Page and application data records
★ ★ ★

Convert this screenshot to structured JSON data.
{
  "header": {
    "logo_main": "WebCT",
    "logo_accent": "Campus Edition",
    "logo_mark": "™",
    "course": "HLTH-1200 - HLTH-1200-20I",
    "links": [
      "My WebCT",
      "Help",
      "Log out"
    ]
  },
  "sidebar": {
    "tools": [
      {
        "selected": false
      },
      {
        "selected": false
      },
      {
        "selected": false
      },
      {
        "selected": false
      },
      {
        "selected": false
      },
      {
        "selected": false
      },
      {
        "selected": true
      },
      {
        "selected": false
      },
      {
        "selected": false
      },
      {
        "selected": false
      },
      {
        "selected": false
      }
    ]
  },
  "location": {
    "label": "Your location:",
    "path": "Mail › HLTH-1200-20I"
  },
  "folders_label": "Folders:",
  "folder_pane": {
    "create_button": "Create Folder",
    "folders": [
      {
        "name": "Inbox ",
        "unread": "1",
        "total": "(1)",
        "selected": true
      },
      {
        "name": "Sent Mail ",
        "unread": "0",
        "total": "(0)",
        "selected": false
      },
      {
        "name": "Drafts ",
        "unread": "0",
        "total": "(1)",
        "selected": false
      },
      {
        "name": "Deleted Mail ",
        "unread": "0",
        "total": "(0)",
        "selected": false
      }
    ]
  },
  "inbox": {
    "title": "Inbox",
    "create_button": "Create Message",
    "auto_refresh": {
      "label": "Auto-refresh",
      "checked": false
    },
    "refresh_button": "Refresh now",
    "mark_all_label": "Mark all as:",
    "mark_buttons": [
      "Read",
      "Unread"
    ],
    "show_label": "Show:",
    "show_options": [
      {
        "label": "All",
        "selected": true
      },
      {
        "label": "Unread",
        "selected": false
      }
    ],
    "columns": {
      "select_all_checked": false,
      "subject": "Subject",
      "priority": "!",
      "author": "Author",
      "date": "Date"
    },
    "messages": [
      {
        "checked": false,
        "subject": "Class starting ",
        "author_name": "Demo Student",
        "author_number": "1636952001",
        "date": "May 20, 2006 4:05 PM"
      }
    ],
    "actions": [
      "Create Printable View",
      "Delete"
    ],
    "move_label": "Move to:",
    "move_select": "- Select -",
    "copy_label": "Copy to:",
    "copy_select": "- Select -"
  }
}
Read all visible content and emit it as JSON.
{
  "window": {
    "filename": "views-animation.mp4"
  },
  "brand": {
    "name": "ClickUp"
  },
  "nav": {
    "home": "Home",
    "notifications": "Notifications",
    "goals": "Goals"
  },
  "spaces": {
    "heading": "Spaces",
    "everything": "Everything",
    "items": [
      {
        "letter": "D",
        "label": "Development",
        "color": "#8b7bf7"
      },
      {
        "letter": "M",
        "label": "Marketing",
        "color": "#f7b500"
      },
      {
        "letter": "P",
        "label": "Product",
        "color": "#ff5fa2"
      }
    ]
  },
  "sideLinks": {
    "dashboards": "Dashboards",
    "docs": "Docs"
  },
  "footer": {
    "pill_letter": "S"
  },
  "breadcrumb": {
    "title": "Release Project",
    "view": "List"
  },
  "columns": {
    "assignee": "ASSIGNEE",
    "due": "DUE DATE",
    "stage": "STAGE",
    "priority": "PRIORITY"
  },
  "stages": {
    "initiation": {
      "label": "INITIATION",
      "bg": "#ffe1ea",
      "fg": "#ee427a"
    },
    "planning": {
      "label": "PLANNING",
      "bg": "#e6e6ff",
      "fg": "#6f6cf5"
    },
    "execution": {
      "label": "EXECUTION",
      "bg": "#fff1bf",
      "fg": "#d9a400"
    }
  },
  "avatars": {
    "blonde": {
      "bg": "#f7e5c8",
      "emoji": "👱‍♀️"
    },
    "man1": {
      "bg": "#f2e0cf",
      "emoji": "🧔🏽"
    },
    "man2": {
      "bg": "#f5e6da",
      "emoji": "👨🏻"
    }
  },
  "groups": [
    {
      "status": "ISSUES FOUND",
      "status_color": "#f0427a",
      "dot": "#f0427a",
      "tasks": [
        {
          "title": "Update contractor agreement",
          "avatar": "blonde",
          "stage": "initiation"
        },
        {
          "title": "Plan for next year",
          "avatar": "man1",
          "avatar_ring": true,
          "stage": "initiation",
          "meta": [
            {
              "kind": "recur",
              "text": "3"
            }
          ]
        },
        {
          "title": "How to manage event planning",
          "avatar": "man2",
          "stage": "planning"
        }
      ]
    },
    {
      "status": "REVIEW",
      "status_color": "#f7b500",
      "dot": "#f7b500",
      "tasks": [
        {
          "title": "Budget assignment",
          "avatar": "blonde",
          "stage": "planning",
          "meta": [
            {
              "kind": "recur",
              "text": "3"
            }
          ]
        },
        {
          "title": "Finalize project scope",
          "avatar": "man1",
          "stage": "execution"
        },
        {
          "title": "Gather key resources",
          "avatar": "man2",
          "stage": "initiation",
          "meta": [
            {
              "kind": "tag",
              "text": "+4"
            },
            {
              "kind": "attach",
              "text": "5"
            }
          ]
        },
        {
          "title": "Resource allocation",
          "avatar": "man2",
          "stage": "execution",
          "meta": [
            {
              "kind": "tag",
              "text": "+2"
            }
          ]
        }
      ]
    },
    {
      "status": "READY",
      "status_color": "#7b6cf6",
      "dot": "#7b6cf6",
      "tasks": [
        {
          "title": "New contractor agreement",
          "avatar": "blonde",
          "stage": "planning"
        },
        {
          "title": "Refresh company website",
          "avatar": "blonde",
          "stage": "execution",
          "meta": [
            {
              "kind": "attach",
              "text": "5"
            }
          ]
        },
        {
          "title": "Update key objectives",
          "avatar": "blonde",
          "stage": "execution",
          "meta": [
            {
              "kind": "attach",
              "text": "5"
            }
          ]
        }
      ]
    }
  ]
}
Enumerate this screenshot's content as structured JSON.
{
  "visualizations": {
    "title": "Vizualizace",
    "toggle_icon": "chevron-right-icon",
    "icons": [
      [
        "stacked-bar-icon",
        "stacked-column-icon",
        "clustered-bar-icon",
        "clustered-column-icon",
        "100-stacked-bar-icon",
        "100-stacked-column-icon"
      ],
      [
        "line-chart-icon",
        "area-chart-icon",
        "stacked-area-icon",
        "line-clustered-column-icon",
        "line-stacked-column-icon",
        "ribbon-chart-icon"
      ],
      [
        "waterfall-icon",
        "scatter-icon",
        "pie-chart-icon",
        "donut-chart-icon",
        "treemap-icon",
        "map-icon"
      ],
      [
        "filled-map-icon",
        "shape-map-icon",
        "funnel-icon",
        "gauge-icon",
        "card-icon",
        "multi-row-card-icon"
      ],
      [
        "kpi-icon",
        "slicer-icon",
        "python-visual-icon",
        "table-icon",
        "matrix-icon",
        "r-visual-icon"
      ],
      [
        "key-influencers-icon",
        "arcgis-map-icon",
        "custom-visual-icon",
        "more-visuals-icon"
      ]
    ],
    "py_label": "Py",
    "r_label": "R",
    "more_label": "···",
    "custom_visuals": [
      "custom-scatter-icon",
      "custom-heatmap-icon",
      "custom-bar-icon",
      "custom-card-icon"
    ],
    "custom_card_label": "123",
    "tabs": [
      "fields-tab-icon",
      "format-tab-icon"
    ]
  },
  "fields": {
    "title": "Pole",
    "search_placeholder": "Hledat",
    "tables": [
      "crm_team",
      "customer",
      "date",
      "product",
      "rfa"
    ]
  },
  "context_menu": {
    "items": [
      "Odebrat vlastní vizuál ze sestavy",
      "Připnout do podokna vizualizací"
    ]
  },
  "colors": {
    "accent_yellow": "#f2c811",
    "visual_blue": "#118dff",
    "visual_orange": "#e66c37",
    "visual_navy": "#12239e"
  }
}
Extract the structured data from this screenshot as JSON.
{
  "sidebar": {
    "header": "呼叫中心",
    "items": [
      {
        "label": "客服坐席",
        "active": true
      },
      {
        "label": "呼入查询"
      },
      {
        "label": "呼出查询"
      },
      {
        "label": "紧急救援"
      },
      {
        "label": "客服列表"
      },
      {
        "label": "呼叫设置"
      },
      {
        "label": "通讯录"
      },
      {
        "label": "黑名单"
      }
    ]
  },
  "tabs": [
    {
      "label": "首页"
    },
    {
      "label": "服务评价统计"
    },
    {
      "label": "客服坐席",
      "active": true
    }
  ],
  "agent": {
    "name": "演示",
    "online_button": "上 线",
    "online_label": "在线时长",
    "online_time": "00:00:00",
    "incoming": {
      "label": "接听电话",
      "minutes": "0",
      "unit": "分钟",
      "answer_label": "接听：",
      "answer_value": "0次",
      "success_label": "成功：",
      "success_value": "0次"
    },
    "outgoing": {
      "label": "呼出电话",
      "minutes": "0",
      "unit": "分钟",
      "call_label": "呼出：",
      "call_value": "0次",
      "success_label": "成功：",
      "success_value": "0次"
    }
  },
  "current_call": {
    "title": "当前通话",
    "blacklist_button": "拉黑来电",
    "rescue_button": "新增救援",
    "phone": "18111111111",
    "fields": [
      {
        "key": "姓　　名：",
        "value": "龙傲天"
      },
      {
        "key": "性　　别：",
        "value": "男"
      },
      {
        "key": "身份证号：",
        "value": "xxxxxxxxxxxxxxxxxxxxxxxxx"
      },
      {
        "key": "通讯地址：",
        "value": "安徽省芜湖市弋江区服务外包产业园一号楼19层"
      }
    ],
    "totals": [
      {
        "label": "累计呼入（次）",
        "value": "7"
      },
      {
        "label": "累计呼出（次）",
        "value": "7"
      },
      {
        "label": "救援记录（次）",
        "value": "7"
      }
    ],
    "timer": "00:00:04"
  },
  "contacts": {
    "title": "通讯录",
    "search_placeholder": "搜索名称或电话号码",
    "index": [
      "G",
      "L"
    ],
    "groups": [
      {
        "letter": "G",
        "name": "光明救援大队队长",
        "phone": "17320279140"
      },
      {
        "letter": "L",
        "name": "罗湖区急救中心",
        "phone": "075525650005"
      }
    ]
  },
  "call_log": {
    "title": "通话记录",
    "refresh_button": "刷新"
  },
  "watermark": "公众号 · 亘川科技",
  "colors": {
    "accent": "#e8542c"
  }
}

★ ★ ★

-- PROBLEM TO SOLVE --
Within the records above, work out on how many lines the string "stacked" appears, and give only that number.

-- WRITTEN ANSWER --
6